Anyway, as we sat talking, I asked her what she had in her Walkman and instead of telling me, she handed me her headphones and told me to listen to it. I vividly remember her playing, “A Roller Skating Jam Named Saturdays,” and me being like, “Yo, this is amazing! What is it?” She told me it was De La Soul, who I remembered from their “Me, Myself and I” video on one of the tapes my mom sent me. That song didn’t make me a fan the way their remix for “Buddy” with Native Tongues (featuring verses from the Jungle Brothers, A Tribe Called Quest, Monie Love and Queen Latifah) did. Either way, I couldn’t call myself a fan at that point, but everything changed when she handed me the headphones. Normally on those bus rides we’d all yell and throw things and break all of the bus rules. Not this time. I asked if I could listen to the tape the whole way there and back. From the skits to the samples (I don’t think I realized they were samples at the time) to the lyricism to the album art work I literally could not get enough of the album. It was the first time I truly paid attention to producers. Before this album I don’t think I had any real concept of how to put together a song or what a producer was, etc. But because of this, I started asking questions of all my music friends. I found me a squad of friends who loved hip hop like I did and we’d listen to and discuss everything, which included an actual fight—on our version of the subway—over Geto Boys “Minds Playing Tricks on Me” (also released during the same period) about who had the best verse.

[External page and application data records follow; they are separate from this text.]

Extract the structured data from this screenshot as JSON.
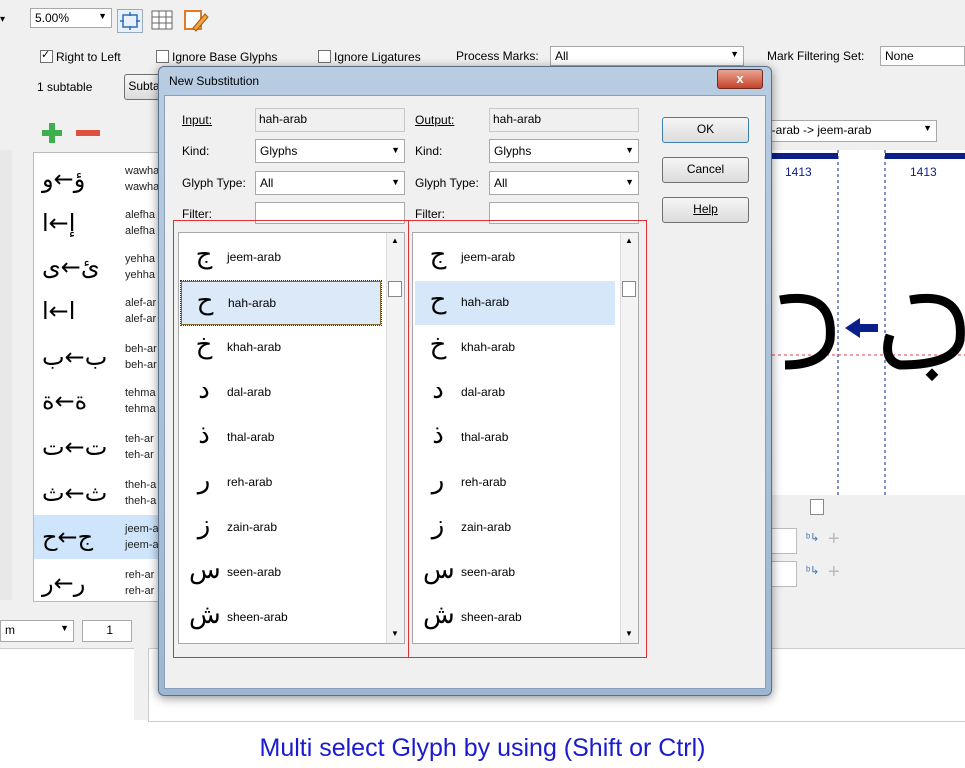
{
  "toolbar": {
    "zoom_value": "5.00%"
  },
  "options": {
    "right_to_left": "Right to Left",
    "ignore_base_glyphs": "Ignore Base Glyphs",
    "ignore_ligatures": "Ignore Ligatures",
    "process_marks_label": "Process Marks:",
    "process_marks_value": "All",
    "mark_filtering_label": "Mark Filtering Set:",
    "mark_filtering_value": "None"
  },
  "subtables": {
    "count_label": "1 subtable",
    "button_label": "Subta"
  },
  "sidebar": {
    "items": [
      {
        "glyph": "ؤ←و",
        "n1": "wawha",
        "n2": "wawha"
      },
      {
        "glyph": "إ←ا",
        "n1": "alefha",
        "n2": "alefha"
      },
      {
        "glyph": "ئ←ى",
        "n1": "yehha",
        "n2": "yehha"
      },
      {
        "glyph": "ا←ا",
        "n1": "alef-ar",
        "n2": "alef-ar"
      },
      {
        "glyph": "ب←ب",
        "n1": "beh-ar",
        "n2": "beh-ar"
      },
      {
        "glyph": "ة←ة",
        "n1": "tehma",
        "n2": "tehma"
      },
      {
        "glyph": "ت←ت",
        "n1": "teh-ar",
        "n2": "teh-ar"
      },
      {
        "glyph": "ث←ث",
        "n1": "theh-a",
        "n2": "theh-a"
      },
      {
        "glyph": "ج←ح",
        "n1": "jeem-a",
        "n2": "jeem-a"
      },
      {
        "glyph": "ر←ر",
        "n1": "reh-ar",
        "n2": "reh-ar"
      }
    ]
  },
  "preview": {
    "rule_label": "n-arab -> jeem-arab",
    "left_num": "1413",
    "right_num": "1413"
  },
  "bottom": {
    "unit_value": "m",
    "page_value": "1"
  },
  "dialog": {
    "title": "New Substitution",
    "close": "x",
    "input_label": "Input:",
    "input_value": "hah-arab",
    "output_label": "Output:",
    "output_value": "hah-arab",
    "kind_label": "Kind:",
    "kind_value": "Glyphs",
    "glyph_type_label": "Glyph Type:",
    "glyph_type_value": "All",
    "filter_label": "Filter:",
    "ok_label": "OK",
    "cancel_label": "Cancel",
    "help_label": "Help",
    "glyphs": [
      {
        "glyph": "ج",
        "name": "jeem-arab"
      },
      {
        "glyph": "ح",
        "name": "hah-arab"
      },
      {
        "glyph": "خ",
        "name": "khah-arab"
      },
      {
        "glyph": "د",
        "name": "dal-arab"
      },
      {
        "glyph": "ذ",
        "name": "thal-arab"
      },
      {
        "glyph": "ر",
        "name": "reh-arab"
      },
      {
        "glyph": "ز",
        "name": "zain-arab"
      },
      {
        "glyph": "س",
        "name": "seen-arab"
      },
      {
        "glyph": "ش",
        "name": "sheen-arab"
      }
    ]
  },
  "caption": "Multi select Glyph by using (Shift or Ctrl)"
}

When we got back from the field trip, I remember taking a trip to our PX to get the tape and listening to it incessantly, almost exclusively for months on end. I knew all the words to the songs and skits. It’s like De La Soul Is Dead opened me up to hip hop in a way I didn’t get before. I cared to dissect the songs and really understand what they were talking about. This was in 1991. I was in total love, as a 12-year-old, with this album and that never really changed. The only thing that changed was how I learned to appreciate. As I got older and really got into sampling and producers and song construction and lyricism and understood just how much went into it, I determined that De La Soul Is Dead was my favorite album ever, a thought I held onto until some years ago, when because of De La Soul’s issues with Tommy Boy, I could never listen to their early albums on streaming so I always listened to A Tribe Called Quest’s Midnight Marauders. I did eventually re-buy the De La CD—all of my CD’s are in boxes in the back of a storage space; I haven’t opened those boxes of CDs in over 10 years.

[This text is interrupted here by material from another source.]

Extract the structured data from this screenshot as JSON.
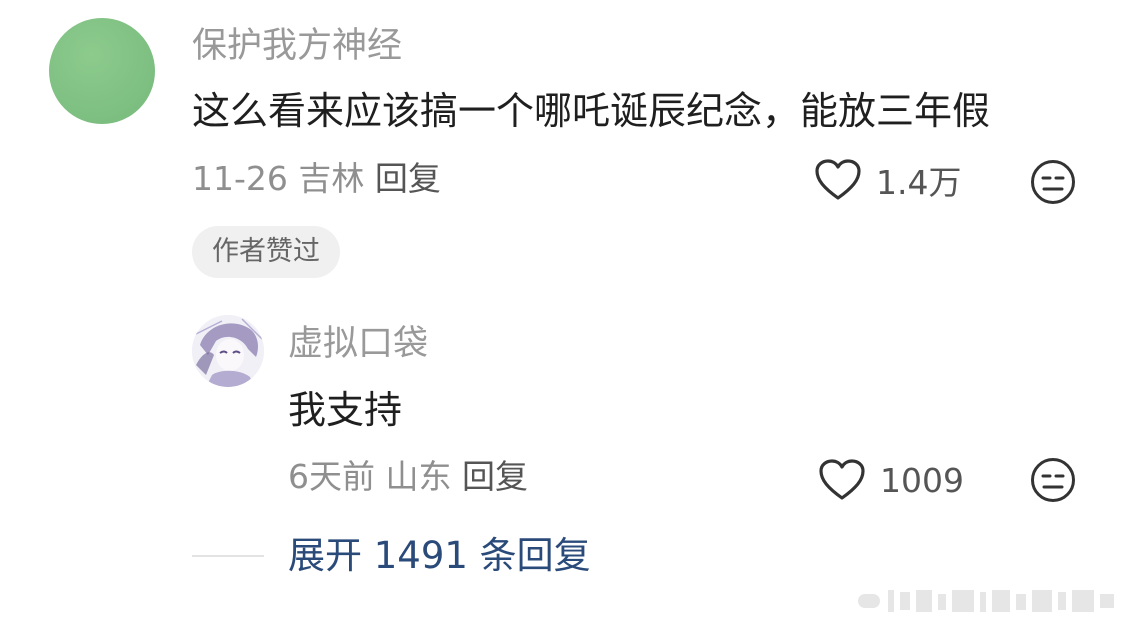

But you never forget your first love. You remember where you were and how it made you feel seen, like you’d finally found something that spoke directly to you and your sensibilities. The fact that an album I heard at 12 is as resonant to me now in 2021, as it was in 1991, speaks volumes about how good of an album it is. How in the pocket Prince Paul was on production and how amazing Pos and Dave were lyrically and how Maseo blended it all together.
I had plenty of CDs and tapes before De La Soul Is Dead, and have had plenty since. But that feeling that I had never left and it has kept this album in my atmosphere for 30 years and at this point, I imagine it will be here forever. De La Soul Is Dead, to me, is a perfect album that changed the way I interacted with music and hip hop and has influenced my life since that day way back in 1991. And you never forget your first love.